Title:Clean-Ups, Conditionality and Adjustment: Why Institutions Matter in Mozambique
Author:Harrison, Graham
Periodical:Review of African Political Economy
Geographic term:Mozambique
administrative reform
Politics and Government
Development and Technology
Economics and Trade
External links:https://www.tandfonline.com/doi/pdf/10.1080/03056249908704396

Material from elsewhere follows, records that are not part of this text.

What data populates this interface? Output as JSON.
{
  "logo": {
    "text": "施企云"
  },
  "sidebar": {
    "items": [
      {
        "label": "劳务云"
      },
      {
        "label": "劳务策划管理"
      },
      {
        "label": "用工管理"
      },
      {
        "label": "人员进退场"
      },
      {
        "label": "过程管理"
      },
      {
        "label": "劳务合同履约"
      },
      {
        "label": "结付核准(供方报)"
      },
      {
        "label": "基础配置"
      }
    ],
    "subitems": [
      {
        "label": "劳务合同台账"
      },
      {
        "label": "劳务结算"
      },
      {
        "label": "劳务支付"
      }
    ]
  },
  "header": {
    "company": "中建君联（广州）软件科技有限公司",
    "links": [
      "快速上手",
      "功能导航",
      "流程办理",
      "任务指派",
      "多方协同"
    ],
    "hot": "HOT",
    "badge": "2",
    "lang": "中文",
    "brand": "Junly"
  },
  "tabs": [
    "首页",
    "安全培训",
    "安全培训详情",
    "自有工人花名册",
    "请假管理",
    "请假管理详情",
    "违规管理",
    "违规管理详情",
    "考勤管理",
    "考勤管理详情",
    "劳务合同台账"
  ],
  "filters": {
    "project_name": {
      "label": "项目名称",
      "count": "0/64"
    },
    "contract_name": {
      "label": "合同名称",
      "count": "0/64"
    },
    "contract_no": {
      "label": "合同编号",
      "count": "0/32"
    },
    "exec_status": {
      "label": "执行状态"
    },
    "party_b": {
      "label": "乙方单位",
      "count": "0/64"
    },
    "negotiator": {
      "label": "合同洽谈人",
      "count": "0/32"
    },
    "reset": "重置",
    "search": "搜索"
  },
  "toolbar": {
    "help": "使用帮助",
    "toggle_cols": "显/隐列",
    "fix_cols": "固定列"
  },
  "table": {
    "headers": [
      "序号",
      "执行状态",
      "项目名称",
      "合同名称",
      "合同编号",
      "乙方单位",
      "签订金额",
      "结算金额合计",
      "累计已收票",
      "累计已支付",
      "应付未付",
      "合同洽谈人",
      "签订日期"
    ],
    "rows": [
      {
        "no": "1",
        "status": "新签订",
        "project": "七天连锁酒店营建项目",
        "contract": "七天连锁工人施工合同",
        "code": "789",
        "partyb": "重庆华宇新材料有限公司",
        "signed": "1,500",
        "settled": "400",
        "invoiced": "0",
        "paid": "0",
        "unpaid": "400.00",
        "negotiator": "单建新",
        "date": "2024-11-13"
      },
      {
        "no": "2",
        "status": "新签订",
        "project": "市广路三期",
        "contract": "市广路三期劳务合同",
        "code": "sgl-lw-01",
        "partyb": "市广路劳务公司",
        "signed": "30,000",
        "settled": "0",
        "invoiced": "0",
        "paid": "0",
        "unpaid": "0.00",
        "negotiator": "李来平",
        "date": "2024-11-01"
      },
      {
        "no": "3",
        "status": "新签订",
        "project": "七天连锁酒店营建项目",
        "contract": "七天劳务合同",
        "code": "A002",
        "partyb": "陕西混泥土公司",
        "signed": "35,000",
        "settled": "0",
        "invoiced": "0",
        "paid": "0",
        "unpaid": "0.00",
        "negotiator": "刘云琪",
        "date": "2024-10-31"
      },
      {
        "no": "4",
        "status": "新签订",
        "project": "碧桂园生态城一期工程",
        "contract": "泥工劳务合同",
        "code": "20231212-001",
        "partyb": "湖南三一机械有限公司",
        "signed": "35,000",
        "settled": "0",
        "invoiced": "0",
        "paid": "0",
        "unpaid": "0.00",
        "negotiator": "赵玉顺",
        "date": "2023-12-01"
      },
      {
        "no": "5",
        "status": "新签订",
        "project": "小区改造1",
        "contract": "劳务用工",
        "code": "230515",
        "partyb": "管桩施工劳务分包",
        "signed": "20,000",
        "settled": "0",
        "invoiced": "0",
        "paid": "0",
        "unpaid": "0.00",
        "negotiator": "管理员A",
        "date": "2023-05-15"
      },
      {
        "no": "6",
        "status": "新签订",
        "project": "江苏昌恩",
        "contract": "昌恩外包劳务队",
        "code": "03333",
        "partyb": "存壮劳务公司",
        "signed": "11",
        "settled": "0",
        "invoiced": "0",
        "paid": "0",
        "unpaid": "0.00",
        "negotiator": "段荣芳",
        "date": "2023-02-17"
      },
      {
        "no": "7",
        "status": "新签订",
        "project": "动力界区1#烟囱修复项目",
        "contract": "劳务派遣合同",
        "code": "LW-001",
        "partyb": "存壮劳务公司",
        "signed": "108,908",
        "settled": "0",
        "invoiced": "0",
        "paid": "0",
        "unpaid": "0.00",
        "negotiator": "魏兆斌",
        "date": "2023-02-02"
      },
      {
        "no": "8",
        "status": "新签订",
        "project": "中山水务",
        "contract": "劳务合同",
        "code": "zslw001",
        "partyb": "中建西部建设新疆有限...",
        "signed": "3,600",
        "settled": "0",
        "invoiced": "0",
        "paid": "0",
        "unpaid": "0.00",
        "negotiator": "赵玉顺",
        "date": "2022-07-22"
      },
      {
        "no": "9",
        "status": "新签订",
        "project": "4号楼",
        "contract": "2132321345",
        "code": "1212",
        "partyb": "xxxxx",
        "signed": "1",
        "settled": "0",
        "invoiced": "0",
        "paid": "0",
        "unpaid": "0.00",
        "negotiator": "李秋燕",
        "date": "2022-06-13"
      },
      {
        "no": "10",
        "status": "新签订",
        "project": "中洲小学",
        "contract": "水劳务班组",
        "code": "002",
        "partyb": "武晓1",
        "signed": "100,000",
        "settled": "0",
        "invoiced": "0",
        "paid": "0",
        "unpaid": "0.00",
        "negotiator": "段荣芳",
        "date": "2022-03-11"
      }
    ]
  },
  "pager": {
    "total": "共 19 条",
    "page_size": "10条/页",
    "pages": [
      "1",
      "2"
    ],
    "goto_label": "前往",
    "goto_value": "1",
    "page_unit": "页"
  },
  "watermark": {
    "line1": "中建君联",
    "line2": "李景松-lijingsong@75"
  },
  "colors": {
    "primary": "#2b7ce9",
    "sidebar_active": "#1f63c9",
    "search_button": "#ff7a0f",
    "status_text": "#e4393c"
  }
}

Abstract:Concerns with corruption have recently moved up the agenda of Western agencies involved in sub-Saharan Africa. The World Bank has funded institutional reforms, and bilateral donors fund administrative reform programmes. There is a strong and explicit association between these efforts to reduce corruption, good governance and successful structural adjustment. Some political questions remain untouched, such as what institution, organization or social group should tackle corruption and why they should involve themselves in an anti-corruption strategy. This article discusses the case of Mozambique, focusing on one central aspect of administrative reform: the relationship between Western donors and creditors, the national government, and corruption. Donors have problematized corruption as part of Mozambique's political and economic liberalization. They wish to implement administrative reform in order to create a bureaucracy which will implement adjustment more effectively and without the blocking and distorting effects of corruption. In this context, the rhetoric of ownership provides the glue by which the World Bank's position as principal agent is removed onto the highest echelon's of the State's executive. The reality is more complex and marked by contradictions. The fracturing of State cohesion, incumbent upon the imposition of a diverse agenda from foreign sources, makes integrated administrative reform difficult. Bibliogr., notes, ref., sum.